> Task goal: Would you pull out every line of the material that contains the string "title"?

> Input material:
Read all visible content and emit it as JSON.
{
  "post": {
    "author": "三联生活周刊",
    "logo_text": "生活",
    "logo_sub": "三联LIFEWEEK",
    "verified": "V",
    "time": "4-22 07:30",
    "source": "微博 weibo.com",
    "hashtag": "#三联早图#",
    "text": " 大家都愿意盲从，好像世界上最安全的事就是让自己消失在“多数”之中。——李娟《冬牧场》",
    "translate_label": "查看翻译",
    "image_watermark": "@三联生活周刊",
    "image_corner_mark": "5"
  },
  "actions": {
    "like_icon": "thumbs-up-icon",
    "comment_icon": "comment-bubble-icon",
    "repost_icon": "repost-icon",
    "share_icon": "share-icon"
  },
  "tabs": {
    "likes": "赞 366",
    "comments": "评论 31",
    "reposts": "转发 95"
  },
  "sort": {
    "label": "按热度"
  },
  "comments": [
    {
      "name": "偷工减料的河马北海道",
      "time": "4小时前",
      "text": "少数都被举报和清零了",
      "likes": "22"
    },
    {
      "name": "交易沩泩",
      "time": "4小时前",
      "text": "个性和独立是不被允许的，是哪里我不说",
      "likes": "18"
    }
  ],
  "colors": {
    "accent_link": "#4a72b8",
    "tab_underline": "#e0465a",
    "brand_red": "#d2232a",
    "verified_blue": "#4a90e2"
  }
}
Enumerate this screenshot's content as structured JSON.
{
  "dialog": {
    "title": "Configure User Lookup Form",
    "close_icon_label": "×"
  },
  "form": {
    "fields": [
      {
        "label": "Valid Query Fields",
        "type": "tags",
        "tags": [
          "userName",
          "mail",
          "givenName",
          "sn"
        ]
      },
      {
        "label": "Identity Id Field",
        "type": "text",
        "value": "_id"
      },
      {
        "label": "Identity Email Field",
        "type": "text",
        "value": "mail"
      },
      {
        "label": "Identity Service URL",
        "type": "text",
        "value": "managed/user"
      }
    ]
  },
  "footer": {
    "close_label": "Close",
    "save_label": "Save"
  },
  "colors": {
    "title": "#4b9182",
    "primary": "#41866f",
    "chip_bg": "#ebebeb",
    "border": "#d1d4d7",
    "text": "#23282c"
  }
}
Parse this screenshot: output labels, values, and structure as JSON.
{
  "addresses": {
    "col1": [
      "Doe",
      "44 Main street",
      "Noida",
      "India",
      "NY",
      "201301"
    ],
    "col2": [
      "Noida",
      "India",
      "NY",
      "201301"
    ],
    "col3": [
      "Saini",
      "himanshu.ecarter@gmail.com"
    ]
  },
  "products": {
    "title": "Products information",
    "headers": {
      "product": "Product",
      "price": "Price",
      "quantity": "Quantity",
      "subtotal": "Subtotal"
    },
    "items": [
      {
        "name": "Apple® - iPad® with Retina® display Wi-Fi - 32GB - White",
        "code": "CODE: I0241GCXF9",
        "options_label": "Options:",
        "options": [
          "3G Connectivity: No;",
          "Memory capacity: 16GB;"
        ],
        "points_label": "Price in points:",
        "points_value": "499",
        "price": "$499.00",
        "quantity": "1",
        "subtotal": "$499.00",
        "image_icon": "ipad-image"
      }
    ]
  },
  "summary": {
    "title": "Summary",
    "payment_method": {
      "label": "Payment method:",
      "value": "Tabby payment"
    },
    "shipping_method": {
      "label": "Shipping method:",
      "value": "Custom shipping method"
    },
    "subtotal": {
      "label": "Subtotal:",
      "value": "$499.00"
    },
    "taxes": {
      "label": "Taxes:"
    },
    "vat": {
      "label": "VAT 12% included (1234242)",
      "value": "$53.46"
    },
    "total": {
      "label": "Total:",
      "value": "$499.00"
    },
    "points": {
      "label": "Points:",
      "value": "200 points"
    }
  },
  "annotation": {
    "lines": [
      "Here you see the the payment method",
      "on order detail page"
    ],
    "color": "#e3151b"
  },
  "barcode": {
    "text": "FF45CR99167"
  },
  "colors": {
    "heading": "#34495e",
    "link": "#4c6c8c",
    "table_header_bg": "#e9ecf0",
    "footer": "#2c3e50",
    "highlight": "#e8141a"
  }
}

> Exercise response:
    "title": "Configure User Lookup Form",
    "title": "#4b9182",
    "title": "Products information",
    "title": "Summary",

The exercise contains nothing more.